A 5 ounce potato will take about 45 minutes at 375 degrees F, if you’re in a hurry. The size of the potatoes certainly matters – larger potatoes take longer.
It will take 60 minutes at 350 degrees.
Do you want the absolutely PERFECT baked potato? Bake it for 90 minutes at 325 degrees.
Do NOT bake potatoes at 400F or 450F or anything crazy like that.
Potatoes are best when they’re roasted slowly. In fact, you can even lower the heat to 300F for 120 minutes if you’re slow roasting a stew or something similar. A longer cooking time and lower heat are always going to be better than high temperatures.
How Can I Tell If The Baked Potato is Done
If you’re the sort who has a probe thermometer in your kitchen, a perfectly done potato will be between 205F and 212F.
But you can also stick a fork in it. If the fork goes easily through the center, it’s done. Or if you gently squeeze it (with an oven mitt), it is … well, it’s squeezable.
A variation – let’s say that you had lots of coarse kosher salt and you didn’t mind wasting some.
It is perfectly fine to tuck your oiled (and pierced so they don’t explode) potato into a bed of salt, cover it up with more, and then slowly roast it at 300F or 250F. Obviously not something to do every day unless you own a salt mine.
But do try it at least once.
Add butter, salt, and black pepper. That’s all. This is a perfect food.

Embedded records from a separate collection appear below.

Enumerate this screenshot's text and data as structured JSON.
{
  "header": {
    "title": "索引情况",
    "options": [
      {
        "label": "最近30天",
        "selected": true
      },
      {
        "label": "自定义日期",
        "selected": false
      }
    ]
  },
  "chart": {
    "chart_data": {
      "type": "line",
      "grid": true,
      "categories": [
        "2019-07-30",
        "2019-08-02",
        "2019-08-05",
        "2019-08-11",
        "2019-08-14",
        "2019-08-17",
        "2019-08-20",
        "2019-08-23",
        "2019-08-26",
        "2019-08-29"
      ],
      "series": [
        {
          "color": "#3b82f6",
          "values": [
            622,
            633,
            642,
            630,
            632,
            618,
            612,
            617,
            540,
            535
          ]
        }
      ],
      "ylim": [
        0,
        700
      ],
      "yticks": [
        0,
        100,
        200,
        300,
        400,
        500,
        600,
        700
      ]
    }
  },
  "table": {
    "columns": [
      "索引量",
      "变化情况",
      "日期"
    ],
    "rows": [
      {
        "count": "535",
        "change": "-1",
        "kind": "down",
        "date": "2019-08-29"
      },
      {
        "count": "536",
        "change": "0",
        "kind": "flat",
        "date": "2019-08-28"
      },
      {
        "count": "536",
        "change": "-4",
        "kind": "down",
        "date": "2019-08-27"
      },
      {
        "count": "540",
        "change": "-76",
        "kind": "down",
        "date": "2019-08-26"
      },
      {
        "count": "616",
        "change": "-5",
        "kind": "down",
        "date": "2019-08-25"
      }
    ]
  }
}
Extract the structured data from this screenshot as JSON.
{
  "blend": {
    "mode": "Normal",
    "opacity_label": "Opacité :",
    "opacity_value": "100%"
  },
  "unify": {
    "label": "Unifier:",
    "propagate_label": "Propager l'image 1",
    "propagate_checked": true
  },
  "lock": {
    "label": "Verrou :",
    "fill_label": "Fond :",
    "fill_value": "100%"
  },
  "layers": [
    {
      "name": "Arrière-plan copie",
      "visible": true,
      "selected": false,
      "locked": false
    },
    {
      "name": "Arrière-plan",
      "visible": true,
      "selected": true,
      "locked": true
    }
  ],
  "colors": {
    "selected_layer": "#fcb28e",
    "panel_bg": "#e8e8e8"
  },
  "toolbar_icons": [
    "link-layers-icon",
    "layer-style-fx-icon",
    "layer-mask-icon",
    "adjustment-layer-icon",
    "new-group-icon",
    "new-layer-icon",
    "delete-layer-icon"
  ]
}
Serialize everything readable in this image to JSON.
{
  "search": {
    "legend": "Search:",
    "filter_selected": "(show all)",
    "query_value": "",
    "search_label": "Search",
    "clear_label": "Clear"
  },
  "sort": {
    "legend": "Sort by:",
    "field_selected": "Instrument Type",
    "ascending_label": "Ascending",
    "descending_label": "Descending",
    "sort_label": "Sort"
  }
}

Just Slice and Eat?
NOOOOO! Hold up before you just slice the potato in half and plunk it on a plate. No, no, no.
Remove them from the oven. They’ll be hot, so use oven mitts. Use the mitts to gently squeeze and massage the potatoes – you’re sort of mashing them from the outside.
Now you can cut through the top, a slice right from end to end, pinch both ends and gently squeeze so that the middle pops open. And then add your toppings.
What I Can Do More Than Just Butter, Right?
While spuds are great with just butter, salt, and pepper, you can do SO much more. Don’t just think of them as a side dish – think of it as a starting point to a whole meal.
A dollop of sour cream and a sprinkle of chives – classic!
Shredded Cheddar Cheese and bacon bits – yum!
But don’t just look at the examples you find at restaurants.
How about steamed broccoli with a sharp cheese sauce? Broccoli Cheese Soup – drizzle some of that on top.
Or top it with leftover chili.
Make up a batch of caramelized onions while your potatoes bake, and top them with that.
Or heat leftover beans – yes, they make a great topping.
Fry up a steak, slice it thinly, and top the potatoes with that and plenty of shredded cheese (with or without the onions!)
The sky really is the limit when it comes to potato toppings.
Leftovers? Cold baked potatoes can be cut into slices or chunks and fried.